#### REQUIRED WORK:
Could you please repeat the entries below word for word, with the images left out?

#### Web page and app entries:
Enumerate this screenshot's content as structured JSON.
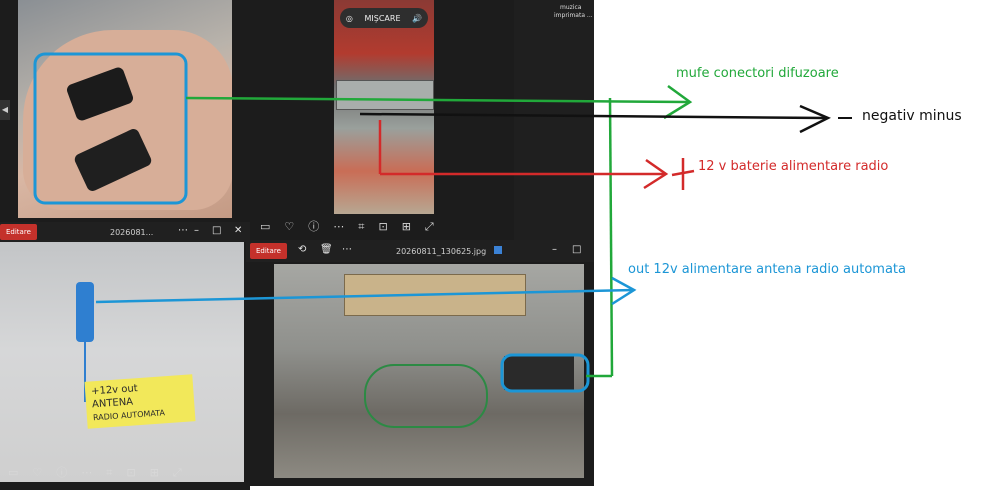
{
  "windows": {
    "top_middle": {
      "motion_label": "MIȘCARE"
    },
    "top_right_label": {
      "line1": "muzica",
      "line2": "imprimata ..."
    },
    "bottom_left": {
      "edit_label": "Editare",
      "filename": "2026081..."
    },
    "bottom_right": {
      "edit_label": "Editare",
      "filename": "20260811_130625.jpg"
    }
  },
  "sticky_note": {
    "line1": "+12v out",
    "line2": "ANTENA",
    "line3": "RADIO AUTOMATA"
  },
  "annotations": {
    "green_label": "mufe conectori difuzoare",
    "black_label": "negativ minus",
    "red_label": "12 v baterie alimentare radio",
    "blue_label": "out 12v alimentare antena radio automata"
  },
  "colors": {
    "green": "#21a83a",
    "black": "#111111",
    "red": "#d32a2a",
    "blue": "#1c96d6",
    "app_bg": "#1c1c1c",
    "edit_red": "#c4312b"
  },
  "icons": {
    "toolbar": [
      "monitor-icon",
      "heart-icon",
      "info-icon",
      "more-icon",
      "crop-icon",
      "scan-icon",
      "fit-icon",
      "expand-icon"
    ],
    "titlebar": [
      "minimize-icon",
      "maximize-icon",
      "close-icon"
    ],
    "motion": [
      "motion-icon",
      "volume-icon"
    ]
  }
}
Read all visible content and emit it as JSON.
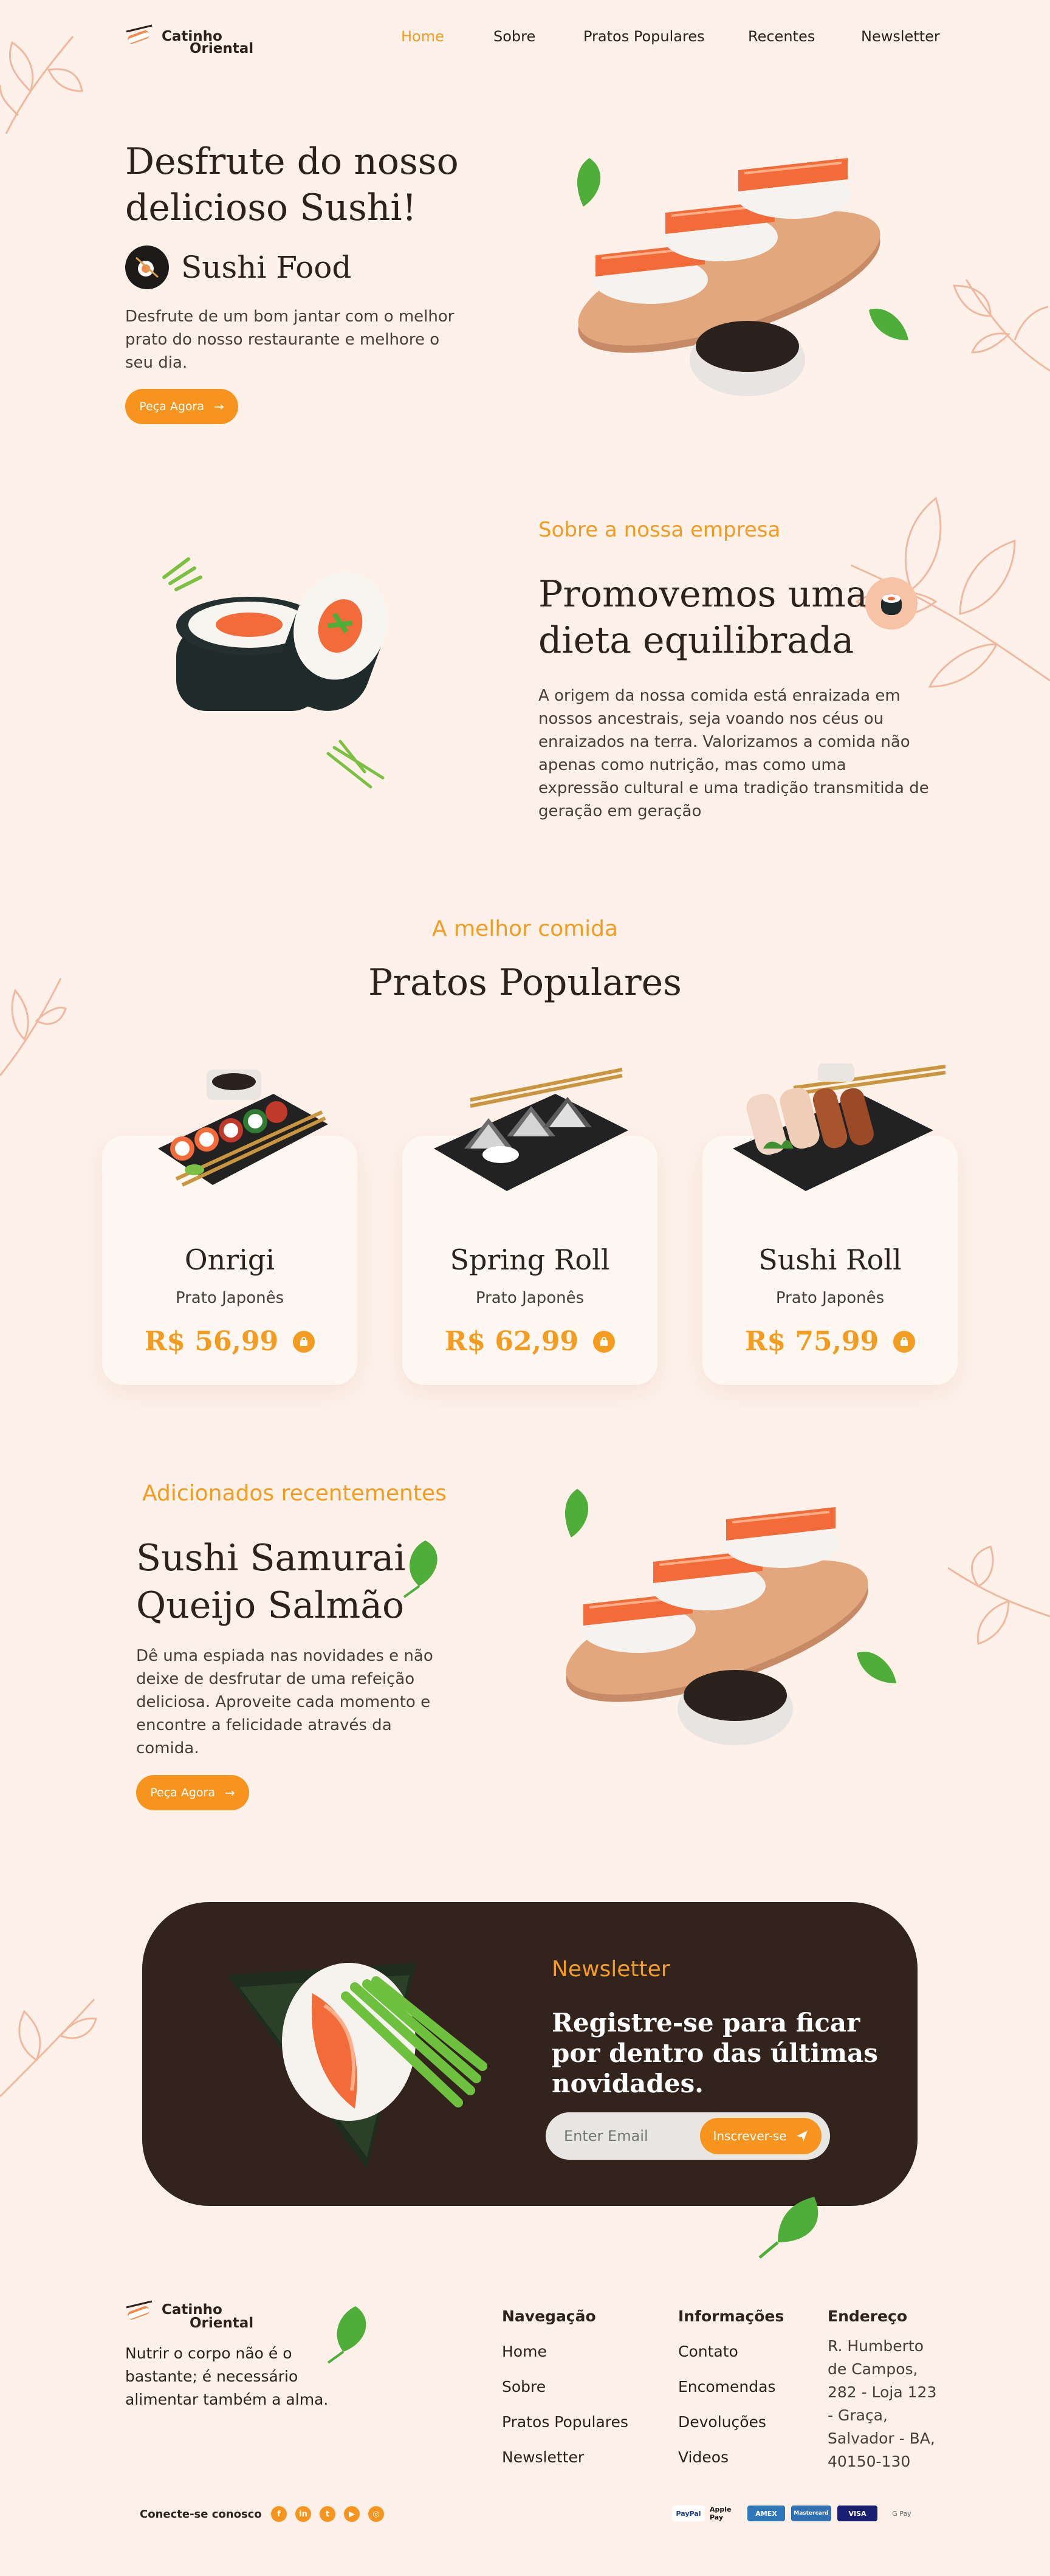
{
  "brand": {
    "name_line1": "Catinho",
    "name_line2": "Oriental"
  },
  "nav": {
    "items": [
      "Home",
      "Sobre",
      "Pratos Populares",
      "Recentes",
      "Newsletter"
    ],
    "active": "Home"
  },
  "hero": {
    "title_line1": "Desfrute do nosso",
    "title_line2": "delicioso Sushi!",
    "badge": "Sushi Food",
    "desc_line1": "Desfrute de um bom jantar com o melhor",
    "desc_line2": "prato do nosso restaurante e melhore o",
    "desc_line3": "seu dia.",
    "cta": "Peça Agora"
  },
  "about": {
    "eyebrow": "Sobre a nossa empresa",
    "title_line1": "Promovemos uma",
    "title_line2": "dieta equilibrada",
    "text_lines": [
      "A origem da nossa comida está enraizada em",
      "nossos ancestrais, seja voando nos céus ou",
      "enraizados na terra. Valorizamos a comida não",
      "apenas como nutrição, mas como uma",
      "expressão cultural e uma tradição transmitida de",
      "geração em geração"
    ]
  },
  "popular": {
    "eyebrow": "A melhor comida",
    "title": "Pratos Populares",
    "cards": [
      {
        "name": "Onrigi",
        "category": "Prato Japonês",
        "price": "R$ 56,99"
      },
      {
        "name": "Spring Roll",
        "category": "Prato Japonês",
        "price": "R$ 62,99"
      },
      {
        "name": "Sushi Roll",
        "category": "Prato Japonês",
        "price": "R$ 75,99"
      }
    ]
  },
  "recent": {
    "eyebrow": "Adicionados recentementes",
    "title_line1": "Sushi Samurai",
    "title_line2": "Queijo Salmão",
    "text_lines": [
      "Dê uma espiada nas novidades e não",
      "deixe de desfrutar de uma refeição",
      "deliciosa. Aproveite cada momento e",
      "encontre a felicidade através da",
      "comida."
    ],
    "cta": "Peça Agora"
  },
  "newsletter": {
    "eyebrow": "Newsletter",
    "title_line1": "Registre-se para ficar",
    "title_line2": "por dentro das últimas",
    "title_line3": "novidades.",
    "placeholder": "Enter Email",
    "button": "Inscrever-se"
  },
  "footer": {
    "tagline_lines": [
      "Nutrir o corpo não é o",
      "bastante; é necessário",
      "alimentar também a alma."
    ],
    "nav_title": "Navegação",
    "nav_links": [
      "Home",
      "Sobre",
      "Pratos Populares",
      "Newsletter"
    ],
    "info_title": "Informações",
    "info_links": [
      "Contato",
      "Encomendas",
      "Devoluções",
      "Videos"
    ],
    "address_title": "Endereço",
    "address_lines": [
      "R. Humberto",
      "de Campos,",
      "282 - Loja 123",
      "- Graça,",
      "Salvador - BA,",
      "40150-130"
    ],
    "connect": "Conecte-se conosco",
    "payments": [
      "PayPal",
      "Apple Pay",
      "AMEX",
      "Mastercard",
      "VISA",
      "G Pay"
    ]
  },
  "colors": {
    "accent": "#f7941d",
    "background": "#fdf1ea",
    "dark": "#2e211c"
  }
}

#### REPLY:
Enumerate this screenshot's content as structured JSON.
{
  "windows": {
    "top_middle": {
      "motion_label": "MIȘCARE"
    },
    "top_right_label": {
      "line1": "muzica",
      "line2": "imprimata ..."
    },
    "bottom_left": {
      "edit_label": "Editare",
      "filename": "2026081..."
    },
    "bottom_right": {
      "edit_label": "Editare",
      "filename": "20260811_130625.jpg"
    }
  },
  "sticky_note": {
    "line1": "+12v out",
    "line2": "ANTENA",
    "line3": "RADIO AUTOMATA"
  },
  "annotations": {
    "green_label": "mufe conectori difuzoare",
    "black_label": "negativ minus",
    "red_label": "12 v baterie alimentare radio",
    "blue_label": "out 12v alimentare antena radio automata"
  },
  "colors": {
    "green": "#21a83a",
    "black": "#111111",
    "red": "#d32a2a",
    "blue": "#1c96d6",
    "app_bg": "#1c1c1c",
    "edit_red": "#c4312b"
  },
  "icons": {
    "toolbar": [
      "monitor-icon",
      "heart-icon",
      "info-icon",
      "more-icon",
      "crop-icon",
      "scan-icon",
      "fit-icon",
      "expand-icon"
    ],
    "titlebar": [
      "minimize-icon",
      "maximize-icon",
      "close-icon"
    ],
    "motion": [
      "motion-icon",
      "volume-icon"
    ]
  }
}
Read all visible content and emit it as JSON.
{
  "brand": {
    "name_line1": "Catinho",
    "name_line2": "Oriental"
  },
  "nav": {
    "items": [
      "Home",
      "Sobre",
      "Pratos Populares",
      "Recentes",
      "Newsletter"
    ],
    "active": "Home"
  },
  "hero": {
    "title_line1": "Desfrute do nosso",
    "title_line2": "delicioso Sushi!",
    "badge": "Sushi Food",
    "desc_line1": "Desfrute de um bom jantar com o melhor",
    "desc_line2": "prato do nosso restaurante e melhore o",
    "desc_line3": "seu dia.",
    "cta": "Peça Agora"
  },
  "about": {
    "eyebrow": "Sobre a nossa empresa",
    "title_line1": "Promovemos uma",
    "title_line2": "dieta equilibrada",
    "text_lines": [
      "A origem da nossa comida está enraizada em",
      "nossos ancestrais, seja voando nos céus ou",
      "enraizados na terra. Valorizamos a comida não",
      "apenas como nutrição, mas como uma",
      "expressão cultural e uma tradição transmitida de",
      "geração em geração"
    ]
  },
  "popular": {
    "eyebrow": "A melhor comida",
    "title": "Pratos Populares",
    "cards": [
      {
        "name": "Onrigi",
        "category": "Prato Japonês",
        "price": "R$ 56,99"
      },
      {
        "name": "Spring Roll",
        "category": "Prato Japonês",
        "price": "R$ 62,99"
      },
      {
        "name": "Sushi Roll",
        "category": "Prato Japonês",
        "price": "R$ 75,99"
      }
    ]
  },
  "recent": {
    "eyebrow": "Adicionados recentementes",
    "title_line1": "Sushi Samurai",
    "title_line2": "Queijo Salmão",
    "text_lines": [
      "Dê uma espiada nas novidades e não",
      "deixe de desfrutar de uma refeição",
      "deliciosa. Aproveite cada momento e",
      "encontre a felicidade através da",
      "comida."
    ],
    "cta": "Peça Agora"
  },
  "newsletter": {
    "eyebrow": "Newsletter",
    "title_line1": "Registre-se para ficar",
    "title_line2": "por dentro das últimas",
    "title_line3": "novidades.",
    "placeholder": "Enter Email",
    "button": "Inscrever-se"
  },
  "footer": {
    "tagline_lines": [
      "Nutrir o corpo não é o",
      "bastante; é necessário",
      "alimentar também a alma."
    ],
    "nav_title": "Navegação",
    "nav_links": [
      "Home",
      "Sobre",
      "Pratos Populares",
      "Newsletter"
    ],
    "info_title": "Informações",
    "info_links": [
      "Contato",
      "Encomendas",
      "Devoluções",
      "Videos"
    ],
    "address_title": "Endereço",
    "address_lines": [
      "R. Humberto",
      "de Campos,",
      "282 - Loja 123",
      "- Graça,",
      "Salvador - BA,",
      "40150-130"
    ],
    "connect": "Conecte-se conosco",
    "payments": [
      "PayPal",
      "Apple Pay",
      "AMEX",
      "Mastercard",
      "VISA",
      "G Pay"
    ]
  },
  "colors": {
    "accent": "#f7941d",
    "background": "#fdf1ea",
    "dark": "#2e211c"
  }
}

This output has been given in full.